Life cycle of its business or main products
• Longer cycle is better
• Stage of the life cycle: Rising, booming, or sunset industry?

• Persistence of competitive advantage

• Network entrenchment?
• Entry and competition
• Branding value

• Patent


• Potential for product renewal

• Sustainability of “innovation”? • New market?


ROIC decomposition underlying ‘value drivers’

Value creation could be distilled to 4 core value drivers:

1. Revenue growth–determines ‘size’ of the company
2. Operating margin–how much profit generated fromrevenue
3. Capital efficiency–how much capital required to support operations

4. Cost of capital–the required rate of return/discountrate


why should we focus on ROIC and value drivers



Drivers of Revenue growth

• Growth from invested capital performance

  • Portfolio momentum, maintain or expanding market share

• Growth from new investment

  • • Assets investment or financial transaction ‐‐Mergers and acquisitions


• Questions to consider
• What is the main growth strength of the company that you evaluate?
• Any potential M&A or other assets acquisition or new line investment?


Explain difficulty in sustaining growth


  • When the firm growth bigger, larger new investment project is required to achieve the same growth rate.

• Constrains from the market size and demand
• Existing portfolio/product also has its own life cycle


Difficulty in sustaining growth

Q to consider in valuation
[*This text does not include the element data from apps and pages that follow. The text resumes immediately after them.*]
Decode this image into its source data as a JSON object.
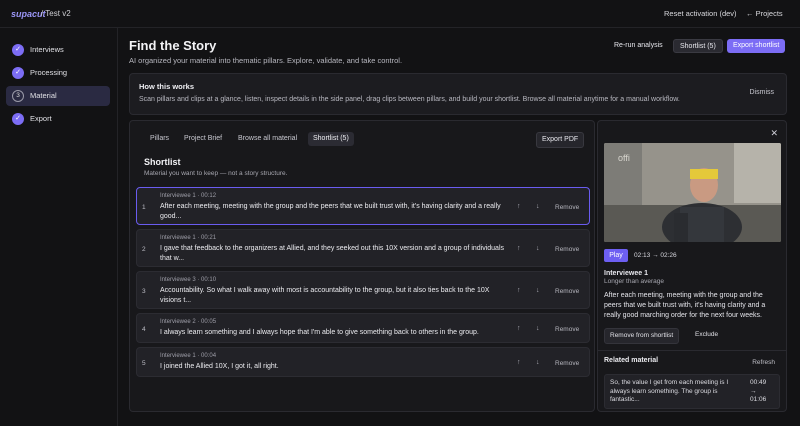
{
  "topbar": {
    "logo": "supacut",
    "project": "/ Test v2",
    "reset": "Reset activation (dev)",
    "projects": "← Projects"
  },
  "sidebar": {
    "steps": [
      {
        "label": "Interviews",
        "marker": "✓",
        "state": "done"
      },
      {
        "label": "Processing",
        "marker": "✓",
        "state": "done"
      },
      {
        "label": "Material",
        "marker": "3",
        "state": "active"
      },
      {
        "label": "Export",
        "marker": "✓",
        "state": "done"
      }
    ]
  },
  "header": {
    "title": "Find the Story",
    "subtitle": "AI organized your material into thematic pillars. Explore, validate, and take control.",
    "rerun": "Re-run analysis",
    "shortlist_count": "Shortlist (5)",
    "export_shortlist": "Export shortlist"
  },
  "how": {
    "title": "How this works",
    "text": "Scan pillars and clips at a glance, listen, inspect details in the side panel, drag clips between pillars, and build your shortlist. Browse all material anytime for a manual workflow.",
    "dismiss": "Dismiss"
  },
  "tabs": [
    {
      "label": "Pillars"
    },
    {
      "label": "Project Brief"
    },
    {
      "label": "Browse all material"
    },
    {
      "label": "Shortlist (5)"
    }
  ],
  "export_pdf": "Export PDF",
  "shortlist": {
    "title": "Shortlist",
    "subtitle": "Material you want to keep — not a story structure.",
    "remove_label": "Remove",
    "up": "↑",
    "down": "↓",
    "items": [
      {
        "index": "1",
        "meta": "Interviewee 1 · 00:12",
        "text": "After each meeting, meeting with the group and the peers that we built trust with, it's having clarity and a really good..."
      },
      {
        "index": "2",
        "meta": "Interviewee 1 · 00:21",
        "text": "I gave that feedback to the organizers at Allied, and they seeked out this 10X version and a group of individuals that w..."
      },
      {
        "index": "3",
        "meta": "Interviewee 3 · 00:10",
        "text": "Accountability. So what I walk away with most is accountability to the group, but it also ties back to the 10X visions t..."
      },
      {
        "index": "4",
        "meta": "Interviewee 2 · 00:05",
        "text": "I always learn something and I always hope that I'm able to give something back to others in the group."
      },
      {
        "index": "5",
        "meta": "Interviewee 1 · 00:04",
        "text": "I joined the Allied 10X, I got it, all right."
      }
    ]
  },
  "side": {
    "close": "✕",
    "play": "Play",
    "time": "02:13 → 02:26",
    "who": "Interviewee 1",
    "length": "Longer than average",
    "quote": "After each meeting, meeting with the group and the peers that we built trust with, it's having clarity and a really good marching order for the next four weeks.",
    "remove_shortlist": "Remove from shortlist",
    "exclude": "Exclude",
    "related_title": "Related material",
    "refresh": "Refresh",
    "related": {
      "text": "So, the value I get from each meeting is I always learn something. The group is fantastic...",
      "start": "00:49",
      "arrow": "→",
      "end": "01:06"
    },
    "video_sign": "offi"
  },
  "colors": {
    "accent": "#7c6df5",
    "background": "#121214",
    "panel": "#18181b"
  }
}
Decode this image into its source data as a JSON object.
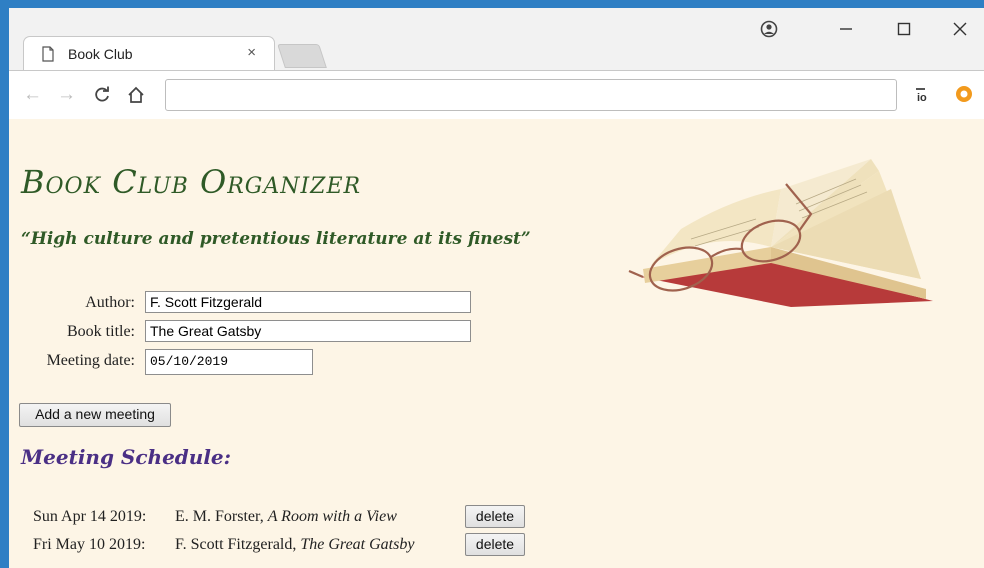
{
  "browser": {
    "tab_title": "Book Club",
    "tab_close": "×",
    "address": "",
    "colors": {
      "frame": "#f2f2f2",
      "accent_bg": "#2f7fc4"
    }
  },
  "page": {
    "title": "Book Club Organizer",
    "tagline": "“High culture and pretentious literature at its finest”",
    "form": {
      "author_label": "Author:",
      "author_value": "F. Scott Fitzgerald",
      "book_label": "Book title:",
      "book_value": "The Great Gatsby",
      "date_label": "Meeting date:",
      "date_value": "05/10/2019"
    },
    "add_button": "Add a new meeting",
    "schedule_heading": "Meeting Schedule:",
    "meetings": [
      {
        "date": "Sun Apr 14 2019:",
        "author": "E. M. Forster,",
        "book": "A Room with a View",
        "delete_label": "delete"
      },
      {
        "date": "Fri May 10 2019:",
        "author": "F. Scott Fitzgerald,",
        "book": "The Great Gatsby",
        "delete_label": "delete"
      }
    ],
    "colors": {
      "background": "#fdf5e6",
      "title": "#2f5a27",
      "heading": "#4a2f85"
    }
  }
}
• What is the company’s position now in term of size, product age?

• What is the constrains from the current market? 

  • Any potential new market? New product/line?

• Avoid over targeting


Relation between growth, returns, and value creation

q to consider

• Could new product/line be introduced to generate growth (& return > WACC)?

• Can the existing customers buy more?

• Can the firm attract new customers?
• Any incremental innovation?
• Any positive synergy acquisition?